**WHAT IS NEEDED**
Copy the entries below word for word, but omit any pictures they contain.

**Excerpts from an interface dataset**
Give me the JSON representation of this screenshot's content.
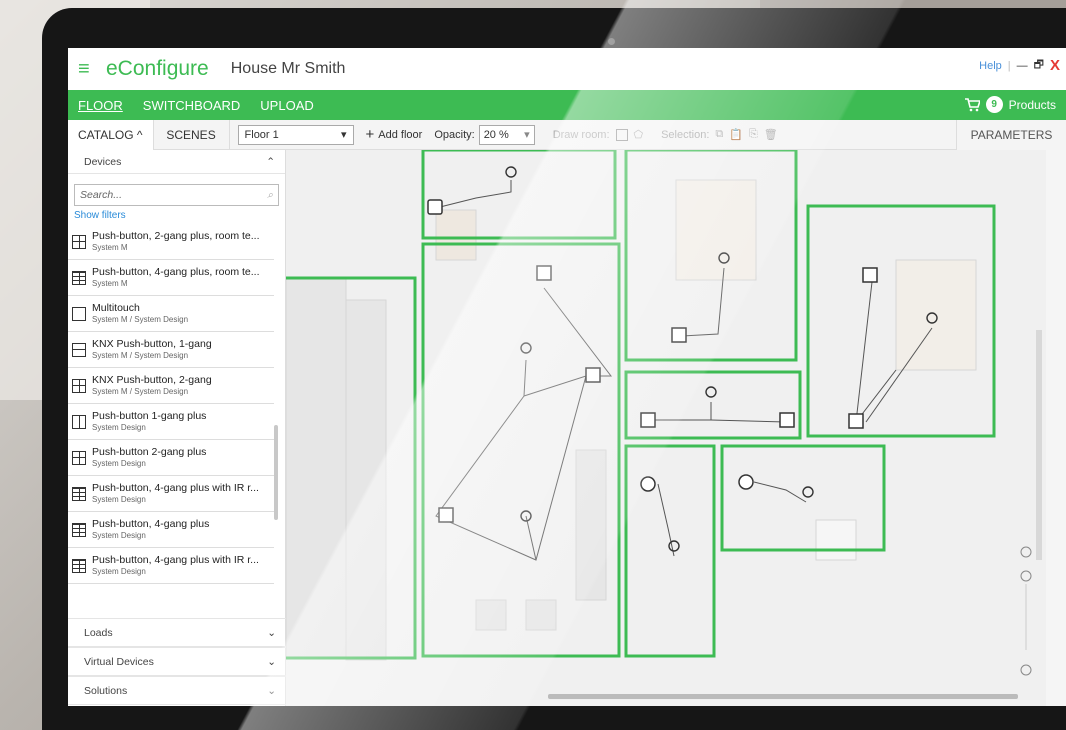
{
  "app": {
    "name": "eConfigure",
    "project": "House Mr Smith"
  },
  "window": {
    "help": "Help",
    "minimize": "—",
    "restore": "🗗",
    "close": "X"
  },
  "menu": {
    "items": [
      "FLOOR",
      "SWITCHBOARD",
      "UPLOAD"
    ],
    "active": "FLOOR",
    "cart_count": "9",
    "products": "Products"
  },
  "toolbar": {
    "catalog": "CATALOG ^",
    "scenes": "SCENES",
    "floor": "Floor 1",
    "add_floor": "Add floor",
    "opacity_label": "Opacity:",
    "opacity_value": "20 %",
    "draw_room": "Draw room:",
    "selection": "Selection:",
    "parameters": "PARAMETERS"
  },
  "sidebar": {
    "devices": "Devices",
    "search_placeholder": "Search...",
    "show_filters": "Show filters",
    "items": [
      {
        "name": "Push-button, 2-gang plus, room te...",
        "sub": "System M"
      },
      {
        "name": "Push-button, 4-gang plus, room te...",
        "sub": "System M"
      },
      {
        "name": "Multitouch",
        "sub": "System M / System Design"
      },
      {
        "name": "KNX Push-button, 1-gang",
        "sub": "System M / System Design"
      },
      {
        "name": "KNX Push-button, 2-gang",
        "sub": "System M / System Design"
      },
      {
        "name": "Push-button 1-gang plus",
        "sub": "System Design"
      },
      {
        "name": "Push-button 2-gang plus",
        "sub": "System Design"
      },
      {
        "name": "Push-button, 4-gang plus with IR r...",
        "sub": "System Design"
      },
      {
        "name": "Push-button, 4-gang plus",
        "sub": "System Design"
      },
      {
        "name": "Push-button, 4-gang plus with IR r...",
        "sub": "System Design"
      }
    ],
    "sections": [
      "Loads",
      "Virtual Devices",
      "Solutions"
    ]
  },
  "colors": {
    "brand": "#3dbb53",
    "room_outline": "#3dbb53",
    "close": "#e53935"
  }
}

**OUTPUT OF THE EXERCISE**
Give me the JSON representation of this screenshot's content.
{
  "app": {
    "name": "eConfigure",
    "project": "House Mr Smith"
  },
  "window": {
    "help": "Help",
    "minimize": "—",
    "restore": "🗗",
    "close": "X"
  },
  "menu": {
    "items": [
      "FLOOR",
      "SWITCHBOARD",
      "UPLOAD"
    ],
    "active": "FLOOR",
    "cart_count": "9",
    "products": "Products"
  },
  "toolbar": {
    "catalog": "CATALOG ^",
    "scenes": "SCENES",
    "floor": "Floor 1",
    "add_floor": "Add floor",
    "opacity_label": "Opacity:",
    "opacity_value": "20 %",
    "draw_room": "Draw room:",
    "selection": "Selection:",
    "parameters": "PARAMETERS"
  },
  "sidebar": {
    "devices": "Devices",
    "search_placeholder": "Search...",
    "show_filters": "Show filters",
    "items": [
      {
        "name": "Push-button, 2-gang plus, room te...",
        "sub": "System M"
      },
      {
        "name": "Push-button, 4-gang plus, room te...",
        "sub": "System M"
      },
      {
        "name": "Multitouch",
        "sub": "System M / System Design"
      },
      {
        "name": "KNX Push-button, 1-gang",
        "sub": "System M / System Design"
      },
      {
        "name": "KNX Push-button, 2-gang",
        "sub": "System M / System Design"
      },
      {
        "name": "Push-button 1-gang plus",
        "sub": "System Design"
      },
      {
        "name": "Push-button 2-gang plus",
        "sub": "System Design"
      },
      {
        "name": "Push-button, 4-gang plus with IR r...",
        "sub": "System Design"
      },
      {
        "name": "Push-button, 4-gang plus",
        "sub": "System Design"
      },
      {
        "name": "Push-button, 4-gang plus with IR r...",
        "sub": "System Design"
      }
    ],
    "sections": [
      "Loads",
      "Virtual Devices",
      "Solutions"
    ]
  },
  "colors": {
    "brand": "#3dbb53",
    "room_outline": "#3dbb53",
    "close": "#e53935"
  }
}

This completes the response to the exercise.